Bankole Taiwo, Abeokuta
Ogun state Deputy governor, Engr Mrs Noimot Salako-Oyedele has appealed to Old Students Associations in Nigeria and diaspora to support the state government in its mission to revamp the educational sector and make it the best in the country.
Engr. Noimot Salako-Oyedele, according to statement from her Media aide, Oluwaseun Boye made the call while receiving the National Executive members of Queens School, Ede and Ibadan Old Girls Association (QSOGA), who were on a courtesy visit to her office at Oke-Mosan, Abeokuta.
Salako-Oyedele said government alone cannot shoulder the responsibilities of education, hence the need for Old Students Associations to join hands to bring back the lost glory of the education sector in the State.

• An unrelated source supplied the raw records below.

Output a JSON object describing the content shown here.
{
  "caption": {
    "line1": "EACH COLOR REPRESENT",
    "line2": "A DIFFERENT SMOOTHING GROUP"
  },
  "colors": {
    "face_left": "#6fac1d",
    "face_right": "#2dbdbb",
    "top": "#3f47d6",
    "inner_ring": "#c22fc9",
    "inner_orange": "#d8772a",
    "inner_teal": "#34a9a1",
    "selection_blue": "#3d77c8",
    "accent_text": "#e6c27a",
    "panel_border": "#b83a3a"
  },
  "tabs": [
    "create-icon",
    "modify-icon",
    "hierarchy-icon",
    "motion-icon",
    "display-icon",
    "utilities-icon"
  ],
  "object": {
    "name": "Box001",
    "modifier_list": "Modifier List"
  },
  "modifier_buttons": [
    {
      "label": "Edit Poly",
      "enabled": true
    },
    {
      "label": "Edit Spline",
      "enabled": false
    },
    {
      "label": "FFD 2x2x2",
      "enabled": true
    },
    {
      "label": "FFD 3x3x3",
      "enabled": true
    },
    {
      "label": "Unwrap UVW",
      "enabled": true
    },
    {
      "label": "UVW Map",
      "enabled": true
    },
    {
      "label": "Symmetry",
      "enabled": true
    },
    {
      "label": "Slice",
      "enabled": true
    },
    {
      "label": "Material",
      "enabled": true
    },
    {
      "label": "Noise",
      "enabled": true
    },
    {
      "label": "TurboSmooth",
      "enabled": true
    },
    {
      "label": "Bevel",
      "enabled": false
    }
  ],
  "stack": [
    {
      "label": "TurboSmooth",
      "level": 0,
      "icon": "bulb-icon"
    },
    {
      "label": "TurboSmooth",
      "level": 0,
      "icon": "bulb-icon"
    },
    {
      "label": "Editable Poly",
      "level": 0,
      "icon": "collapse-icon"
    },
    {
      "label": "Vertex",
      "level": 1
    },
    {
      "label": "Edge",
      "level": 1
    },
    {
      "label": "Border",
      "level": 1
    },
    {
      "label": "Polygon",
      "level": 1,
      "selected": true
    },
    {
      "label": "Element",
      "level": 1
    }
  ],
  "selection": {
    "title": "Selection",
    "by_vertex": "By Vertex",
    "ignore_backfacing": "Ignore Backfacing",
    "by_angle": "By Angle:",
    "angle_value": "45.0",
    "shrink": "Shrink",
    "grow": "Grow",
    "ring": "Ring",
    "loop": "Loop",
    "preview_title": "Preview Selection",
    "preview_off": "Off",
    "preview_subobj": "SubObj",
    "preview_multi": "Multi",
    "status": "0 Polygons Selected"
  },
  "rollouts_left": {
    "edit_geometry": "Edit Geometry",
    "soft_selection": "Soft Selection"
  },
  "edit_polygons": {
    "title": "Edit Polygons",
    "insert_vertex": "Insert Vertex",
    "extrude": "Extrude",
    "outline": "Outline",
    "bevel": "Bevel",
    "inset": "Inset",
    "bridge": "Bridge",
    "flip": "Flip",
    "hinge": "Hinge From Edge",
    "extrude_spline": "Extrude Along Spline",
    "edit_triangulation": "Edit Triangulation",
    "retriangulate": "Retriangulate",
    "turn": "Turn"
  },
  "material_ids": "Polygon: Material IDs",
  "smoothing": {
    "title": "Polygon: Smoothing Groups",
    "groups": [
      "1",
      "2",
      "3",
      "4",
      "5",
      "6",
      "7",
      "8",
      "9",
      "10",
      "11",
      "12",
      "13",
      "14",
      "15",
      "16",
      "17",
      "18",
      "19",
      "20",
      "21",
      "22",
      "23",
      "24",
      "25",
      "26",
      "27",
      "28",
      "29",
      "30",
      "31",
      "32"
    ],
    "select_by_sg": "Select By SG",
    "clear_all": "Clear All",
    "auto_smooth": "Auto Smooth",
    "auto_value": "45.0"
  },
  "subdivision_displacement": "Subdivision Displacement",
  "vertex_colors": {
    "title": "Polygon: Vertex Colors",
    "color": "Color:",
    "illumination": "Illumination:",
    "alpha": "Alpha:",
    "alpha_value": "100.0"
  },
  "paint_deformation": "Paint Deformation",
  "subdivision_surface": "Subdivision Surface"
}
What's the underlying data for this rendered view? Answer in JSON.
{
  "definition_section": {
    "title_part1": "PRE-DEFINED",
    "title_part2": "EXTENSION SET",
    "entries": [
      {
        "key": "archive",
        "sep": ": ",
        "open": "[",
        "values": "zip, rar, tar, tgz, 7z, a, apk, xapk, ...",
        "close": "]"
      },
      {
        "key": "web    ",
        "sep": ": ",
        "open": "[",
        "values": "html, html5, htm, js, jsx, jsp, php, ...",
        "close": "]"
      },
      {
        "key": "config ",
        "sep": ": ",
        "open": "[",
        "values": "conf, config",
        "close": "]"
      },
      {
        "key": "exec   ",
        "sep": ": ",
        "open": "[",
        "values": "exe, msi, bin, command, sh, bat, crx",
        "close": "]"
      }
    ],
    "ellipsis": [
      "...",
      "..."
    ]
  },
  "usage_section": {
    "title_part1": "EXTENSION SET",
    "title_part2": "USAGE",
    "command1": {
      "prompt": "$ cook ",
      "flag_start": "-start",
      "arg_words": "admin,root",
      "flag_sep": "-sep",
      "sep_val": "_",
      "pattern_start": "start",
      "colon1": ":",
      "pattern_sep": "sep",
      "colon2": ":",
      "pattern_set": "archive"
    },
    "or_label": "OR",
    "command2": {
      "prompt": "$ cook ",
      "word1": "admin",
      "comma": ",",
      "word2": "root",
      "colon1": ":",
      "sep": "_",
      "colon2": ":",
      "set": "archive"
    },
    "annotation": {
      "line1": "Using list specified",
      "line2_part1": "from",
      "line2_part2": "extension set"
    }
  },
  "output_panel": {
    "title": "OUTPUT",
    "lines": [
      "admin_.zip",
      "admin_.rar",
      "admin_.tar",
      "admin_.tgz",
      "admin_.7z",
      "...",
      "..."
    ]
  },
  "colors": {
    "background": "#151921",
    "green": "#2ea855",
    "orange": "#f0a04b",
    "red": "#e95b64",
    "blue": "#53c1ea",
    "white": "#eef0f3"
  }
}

“Prince Dapo Abiodun led administration has done a lot in changing the face of the State’s education sector, through provision of infrastructural amenities, employment and capacity building for teachers and provision of teaching and learning tools to schools in the State but a lot still need to be done.
“This administration is committed to the education sector and that is why we are working together with Old Students Associations, religious bodies and Non-Governmental Organisations, to support the ‘Building Our Future Together’ agenda of the State Government”, she said.
The Deputy governor commended the association for their efforts towards giving back to their Alma Mater, urging them to brace up by engaging in more Corporate Social Responsibilities, especially in the education sector.
Earlier in her address, the National President of QSOGA, Dr. Taiwo Adamson, pointed out that the Deputy Governor’s high sense of responsibility, tenacity for trustworthiness and passion to serve, were for the discipline instilled in her as a product of Queen’s College.
She added that the association was embarking on a project to erect a befitting memorial building, as a legacy in honour of late Dr. Stella Adadevoh, an alumnus of the school, who died in her fight to curb the spread of Ebola virus in Nigeria in 2014.